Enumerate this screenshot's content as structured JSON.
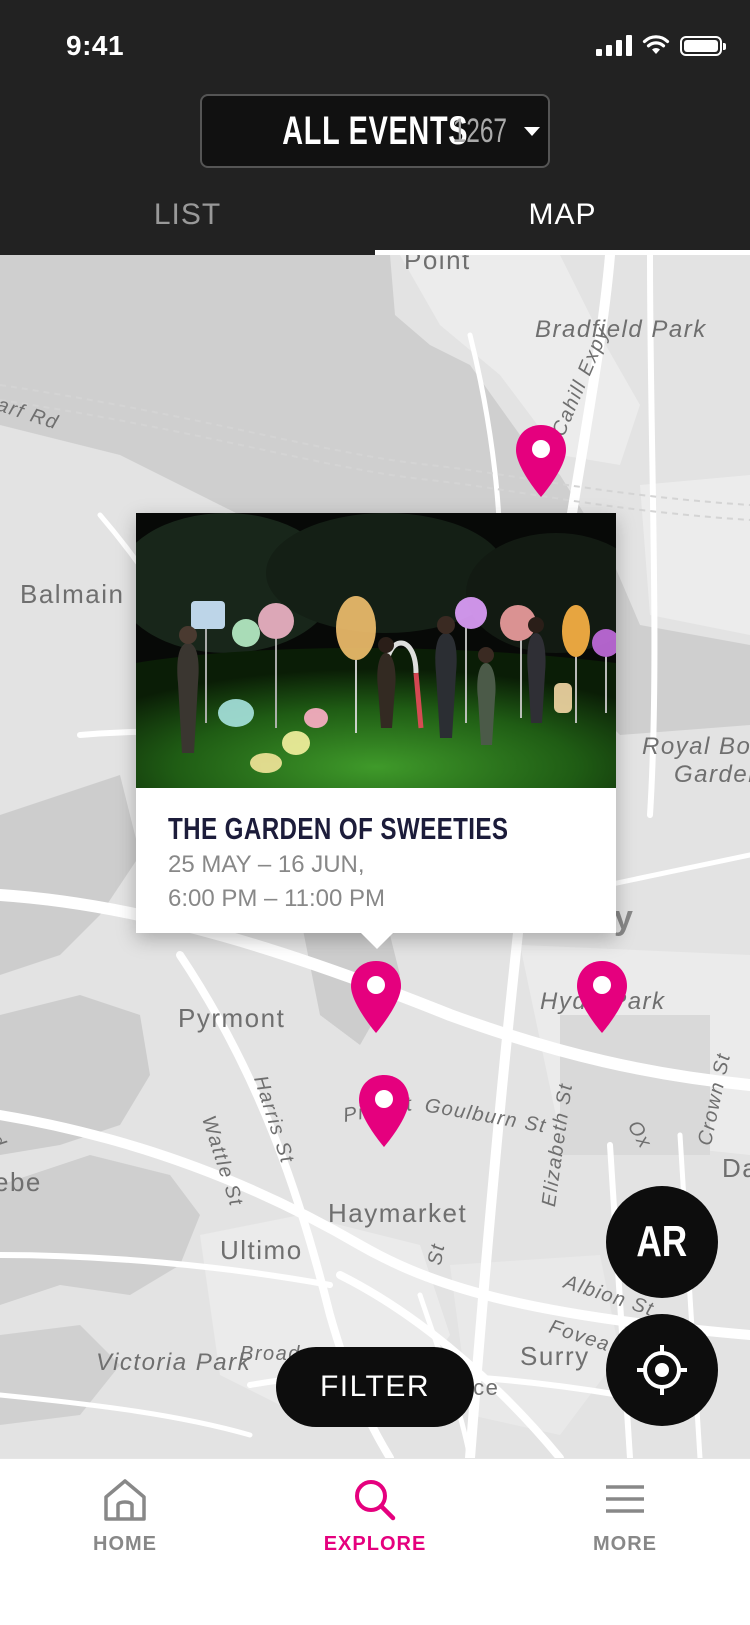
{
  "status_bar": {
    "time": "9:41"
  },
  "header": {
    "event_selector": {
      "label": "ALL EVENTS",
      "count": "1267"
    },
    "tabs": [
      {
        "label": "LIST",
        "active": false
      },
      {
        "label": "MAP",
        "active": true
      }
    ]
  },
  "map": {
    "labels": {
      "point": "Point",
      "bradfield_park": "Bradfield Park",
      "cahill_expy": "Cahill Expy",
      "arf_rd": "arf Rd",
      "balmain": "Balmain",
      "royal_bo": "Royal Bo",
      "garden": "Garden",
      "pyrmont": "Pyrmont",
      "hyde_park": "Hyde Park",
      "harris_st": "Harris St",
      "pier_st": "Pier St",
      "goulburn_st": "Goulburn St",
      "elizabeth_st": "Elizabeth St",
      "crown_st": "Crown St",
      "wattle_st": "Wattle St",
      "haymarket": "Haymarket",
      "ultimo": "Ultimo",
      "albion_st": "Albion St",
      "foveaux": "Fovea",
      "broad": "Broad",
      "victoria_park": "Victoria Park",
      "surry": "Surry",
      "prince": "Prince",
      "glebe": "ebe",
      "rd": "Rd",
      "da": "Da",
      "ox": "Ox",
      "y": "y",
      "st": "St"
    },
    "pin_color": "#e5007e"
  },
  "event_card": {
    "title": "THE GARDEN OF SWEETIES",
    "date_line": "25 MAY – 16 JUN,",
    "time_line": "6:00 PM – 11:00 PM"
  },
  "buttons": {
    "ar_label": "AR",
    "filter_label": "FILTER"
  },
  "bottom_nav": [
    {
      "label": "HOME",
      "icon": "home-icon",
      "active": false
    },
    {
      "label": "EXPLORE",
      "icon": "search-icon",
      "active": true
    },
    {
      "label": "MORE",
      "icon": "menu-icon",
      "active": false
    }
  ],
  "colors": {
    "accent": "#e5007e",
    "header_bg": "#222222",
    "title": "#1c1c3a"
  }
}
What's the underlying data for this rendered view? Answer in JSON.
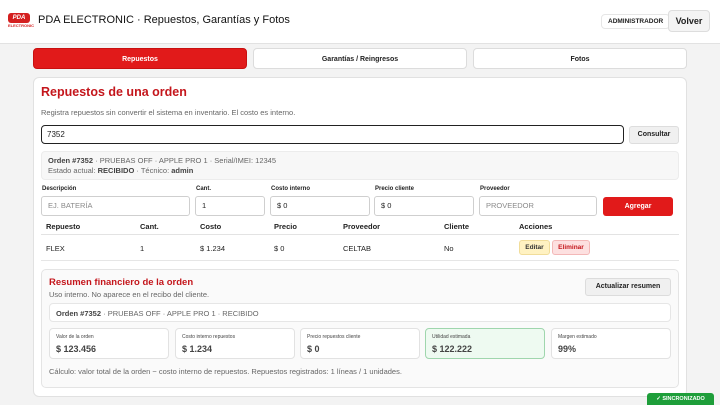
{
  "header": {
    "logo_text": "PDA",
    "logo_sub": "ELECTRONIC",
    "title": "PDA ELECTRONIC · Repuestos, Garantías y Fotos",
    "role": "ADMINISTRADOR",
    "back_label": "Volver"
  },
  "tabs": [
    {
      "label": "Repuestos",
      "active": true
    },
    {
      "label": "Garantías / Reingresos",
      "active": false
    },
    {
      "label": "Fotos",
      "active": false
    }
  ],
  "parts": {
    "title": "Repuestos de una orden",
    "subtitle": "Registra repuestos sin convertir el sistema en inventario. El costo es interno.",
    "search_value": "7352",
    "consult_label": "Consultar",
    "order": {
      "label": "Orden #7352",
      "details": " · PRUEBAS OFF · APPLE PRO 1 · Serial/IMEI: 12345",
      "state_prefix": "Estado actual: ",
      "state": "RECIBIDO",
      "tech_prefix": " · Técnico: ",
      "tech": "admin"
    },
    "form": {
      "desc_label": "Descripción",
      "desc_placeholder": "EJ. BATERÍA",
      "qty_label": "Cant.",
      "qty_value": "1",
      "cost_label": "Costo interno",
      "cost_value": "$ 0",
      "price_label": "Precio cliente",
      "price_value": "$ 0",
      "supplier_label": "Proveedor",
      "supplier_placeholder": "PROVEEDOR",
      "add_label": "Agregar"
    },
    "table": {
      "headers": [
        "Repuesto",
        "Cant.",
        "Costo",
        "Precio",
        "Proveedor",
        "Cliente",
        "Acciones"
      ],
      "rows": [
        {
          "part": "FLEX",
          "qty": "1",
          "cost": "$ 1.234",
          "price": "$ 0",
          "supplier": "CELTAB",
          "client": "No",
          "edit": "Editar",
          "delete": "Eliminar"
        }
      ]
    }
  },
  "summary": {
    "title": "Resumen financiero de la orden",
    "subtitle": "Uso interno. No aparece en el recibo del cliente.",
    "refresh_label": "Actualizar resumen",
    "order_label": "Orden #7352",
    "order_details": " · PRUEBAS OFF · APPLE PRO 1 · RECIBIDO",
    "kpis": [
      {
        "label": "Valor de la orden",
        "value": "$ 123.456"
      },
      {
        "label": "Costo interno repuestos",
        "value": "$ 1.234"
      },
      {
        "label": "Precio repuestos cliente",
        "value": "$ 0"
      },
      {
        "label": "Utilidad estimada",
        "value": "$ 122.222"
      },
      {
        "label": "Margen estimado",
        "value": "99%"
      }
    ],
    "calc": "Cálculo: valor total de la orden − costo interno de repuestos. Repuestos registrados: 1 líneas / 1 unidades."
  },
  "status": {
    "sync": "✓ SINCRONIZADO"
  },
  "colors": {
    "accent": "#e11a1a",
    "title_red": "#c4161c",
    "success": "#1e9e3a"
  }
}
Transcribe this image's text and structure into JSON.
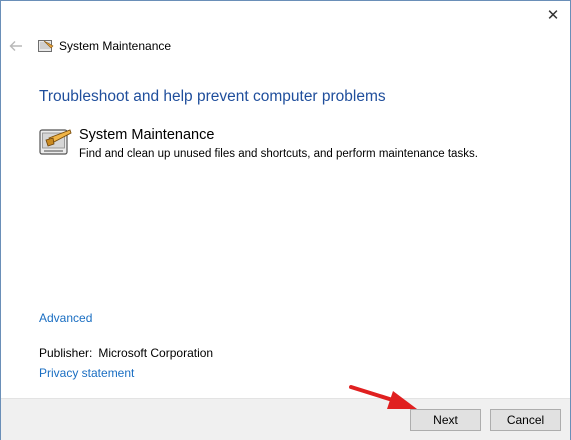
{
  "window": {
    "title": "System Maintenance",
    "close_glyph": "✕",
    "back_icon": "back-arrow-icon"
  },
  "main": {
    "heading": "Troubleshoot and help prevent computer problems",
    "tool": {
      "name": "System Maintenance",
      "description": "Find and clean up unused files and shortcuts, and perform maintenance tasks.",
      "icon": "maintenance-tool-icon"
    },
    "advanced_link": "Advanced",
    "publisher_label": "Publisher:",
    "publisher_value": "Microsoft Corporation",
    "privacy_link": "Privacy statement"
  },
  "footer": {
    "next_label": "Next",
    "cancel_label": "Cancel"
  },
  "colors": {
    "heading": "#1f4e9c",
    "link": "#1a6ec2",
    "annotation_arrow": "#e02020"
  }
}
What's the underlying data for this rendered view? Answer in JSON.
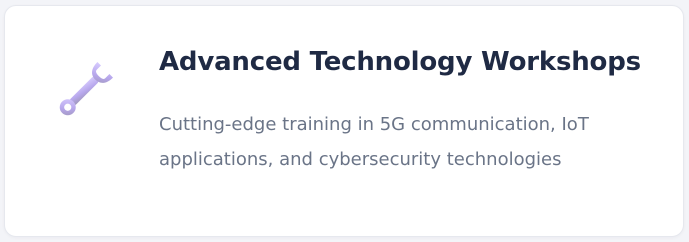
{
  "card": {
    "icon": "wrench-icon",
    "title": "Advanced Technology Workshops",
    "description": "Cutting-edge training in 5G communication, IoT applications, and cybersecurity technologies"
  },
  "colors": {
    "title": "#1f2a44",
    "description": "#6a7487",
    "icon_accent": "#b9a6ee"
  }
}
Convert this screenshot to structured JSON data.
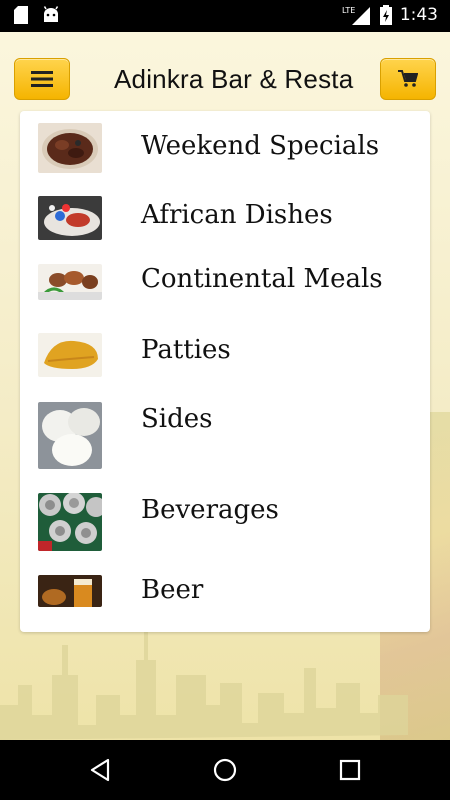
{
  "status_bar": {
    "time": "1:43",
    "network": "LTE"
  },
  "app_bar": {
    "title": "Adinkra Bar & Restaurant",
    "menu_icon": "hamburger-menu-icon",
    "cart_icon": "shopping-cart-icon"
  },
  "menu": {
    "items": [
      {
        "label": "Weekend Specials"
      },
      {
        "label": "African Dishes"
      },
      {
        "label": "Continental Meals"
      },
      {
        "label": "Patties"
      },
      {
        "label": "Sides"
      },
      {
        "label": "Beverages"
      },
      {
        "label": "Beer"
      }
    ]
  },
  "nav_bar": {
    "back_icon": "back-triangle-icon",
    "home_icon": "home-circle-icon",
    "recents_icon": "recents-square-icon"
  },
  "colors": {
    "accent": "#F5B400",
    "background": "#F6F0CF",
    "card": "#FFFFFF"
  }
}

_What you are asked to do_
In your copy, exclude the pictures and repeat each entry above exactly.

_Result for this task_
Enumerate this screenshot's content as structured JSON.
{
  "status_bar": {
    "time": "9:41"
  },
  "header": {
    "event_selector": {
      "label": "ALL EVENTS",
      "count": "1267"
    },
    "tabs": [
      {
        "label": "LIST",
        "active": false
      },
      {
        "label": "MAP",
        "active": true
      }
    ]
  },
  "map": {
    "labels": {
      "point": "Point",
      "bradfield_park": "Bradfield Park",
      "cahill_expy": "Cahill Expy",
      "arf_rd": "arf Rd",
      "balmain": "Balmain",
      "royal_bo": "Royal Bo",
      "garden": "Garden",
      "pyrmont": "Pyrmont",
      "hyde_park": "Hyde Park",
      "harris_st": "Harris St",
      "pier_st": "Pier St",
      "goulburn_st": "Goulburn St",
      "elizabeth_st": "Elizabeth St",
      "crown_st": "Crown St",
      "wattle_st": "Wattle St",
      "haymarket": "Haymarket",
      "ultimo": "Ultimo",
      "albion_st": "Albion St",
      "foveaux": "Fovea",
      "broad": "Broad",
      "victoria_park": "Victoria Park",
      "surry": "Surry",
      "prince": "Prince",
      "glebe": "ebe",
      "rd": "Rd",
      "da": "Da",
      "ox": "Ox",
      "y": "y",
      "st": "St"
    },
    "pin_color": "#e5007e"
  },
  "event_card": {
    "title": "THE GARDEN OF SWEETIES",
    "date_line": "25 MAY – 16 JUN,",
    "time_line": "6:00 PM – 11:00 PM"
  },
  "buttons": {
    "ar_label": "AR",
    "filter_label": "FILTER"
  },
  "bottom_nav": [
    {
      "label": "HOME",
      "icon": "home-icon",
      "active": false
    },
    {
      "label": "EXPLORE",
      "icon": "search-icon",
      "active": true
    },
    {
      "label": "MORE",
      "icon": "menu-icon",
      "active": false
    }
  ],
  "colors": {
    "accent": "#e5007e",
    "header_bg": "#222222",
    "title": "#1c1c3a"
  }
}
What's the underlying data for this rendered view? Answer in JSON.
{
  "header": {
    "logo_text": "PDA",
    "logo_sub": "ELECTRONIC",
    "title": "PDA ELECTRONIC · Repuestos, Garantías y Fotos",
    "role": "ADMINISTRADOR",
    "back_label": "Volver"
  },
  "tabs": [
    {
      "label": "Repuestos",
      "active": true
    },
    {
      "label": "Garantías / Reingresos",
      "active": false
    },
    {
      "label": "Fotos",
      "active": false
    }
  ],
  "parts": {
    "title": "Repuestos de una orden",
    "subtitle": "Registra repuestos sin convertir el sistema en inventario. El costo es interno.",
    "search_value": "7352",
    "consult_label": "Consultar",
    "order": {
      "label": "Orden #7352",
      "details": " · PRUEBAS OFF · APPLE PRO 1 · Serial/IMEI: 12345",
      "state_prefix": "Estado actual: ",
      "state": "RECIBIDO",
      "tech_prefix": " · Técnico: ",
      "tech": "admin"
    },
    "form": {
      "desc_label": "Descripción",
      "desc_placeholder": "EJ. BATERÍA",
      "qty_label": "Cant.",
      "qty_value": "1",
      "cost_label": "Costo interno",
      "cost_value": "$ 0",
      "price_label": "Precio cliente",
      "price_value": "$ 0",
      "supplier_label": "Proveedor",
      "supplier_placeholder": "PROVEEDOR",
      "add_label": "Agregar"
    },
    "table": {
      "headers": [
        "Repuesto",
        "Cant.",
        "Costo",
        "Precio",
        "Proveedor",
        "Cliente",
        "Acciones"
      ],
      "rows": [
        {
          "part": "FLEX",
          "qty": "1",
          "cost": "$ 1.234",
          "price": "$ 0",
          "supplier": "CELTAB",
          "client": "No",
          "edit": "Editar",
          "delete": "Eliminar"
        }
      ]
    }
  },
  "summary": {
    "title": "Resumen financiero de la orden",
    "subtitle": "Uso interno. No aparece en el recibo del cliente.",
    "refresh_label": "Actualizar resumen",
    "order_label": "Orden #7352",
    "order_details": " · PRUEBAS OFF · APPLE PRO 1 · RECIBIDO",
    "kpis": [
      {
        "label": "Valor de la orden",
        "value": "$ 123.456"
      },
      {
        "label": "Costo interno repuestos",
        "value": "$ 1.234"
      },
      {
        "label": "Precio repuestos cliente",
        "value": "$ 0"
      },
      {
        "label": "Utilidad estimada",
        "value": "$ 122.222"
      },
      {
        "label": "Margen estimado",
        "value": "99%"
      }
    ],
    "calc": "Cálculo: valor total de la orden − costo interno de repuestos. Repuestos registrados: 1 líneas / 1 unidades."
  },
  "status": {
    "sync": "✓ SINCRONIZADO"
  },
  "colors": {
    "accent": "#e11a1a",
    "title_red": "#c4161c",
    "success": "#1e9e3a"
  }
}
Transcribe this image's text and structure into JSON.
{
  "window": {
    "title": "System Maintenance",
    "close_glyph": "✕",
    "back_icon": "back-arrow-icon"
  },
  "main": {
    "heading": "Troubleshoot and help prevent computer problems",
    "tool": {
      "name": "System Maintenance",
      "description": "Find and clean up unused files and shortcuts, and perform maintenance tasks.",
      "icon": "maintenance-tool-icon"
    },
    "advanced_link": "Advanced",
    "publisher_label": "Publisher:",
    "publisher_value": "Microsoft Corporation",
    "privacy_link": "Privacy statement"
  },
  "footer": {
    "next_label": "Next",
    "cancel_label": "Cancel"
  },
  "colors": {
    "heading": "#1f4e9c",
    "link": "#1a6ec2",
    "annotation_arrow": "#e02020"
  }
}
What's the underlying data for this rendered view? Answer in JSON.
{
  "card": {
    "icon": "wrench-icon",
    "title": "Advanced Technology Workshops",
    "description": "Cutting-edge training in 5G communication, IoT applications, and cybersecurity technologies"
  },
  "colors": {
    "title": "#1f2a44",
    "description": "#6a7487",
    "icon_accent": "#b9a6ee"
  }
}
Convert this screenshot to structured JSON data.
{
  "status_bar": {
    "time": "1:43",
    "network": "LTE"
  },
  "app_bar": {
    "title": "Adinkra Bar & Restaurant",
    "menu_icon": "hamburger-menu-icon",
    "cart_icon": "shopping-cart-icon"
  },
  "menu": {
    "items": [
      {
        "label": "Weekend Specials"
      },
      {
        "label": "African Dishes"
      },
      {
        "label": "Continental Meals"
      },
      {
        "label": "Patties"
      },
      {
        "label": "Sides"
      },
      {
        "label": "Beverages"
      },
      {
        "label": "Beer"
      }
    ]
  },
  "nav_bar": {
    "back_icon": "back-triangle-icon",
    "home_icon": "home-circle-icon",
    "recents_icon": "recents-square-icon"
  },
  "colors": {
    "accent": "#F5B400",
    "background": "#F6F0CF",
    "card": "#FFFFFF"
  }
}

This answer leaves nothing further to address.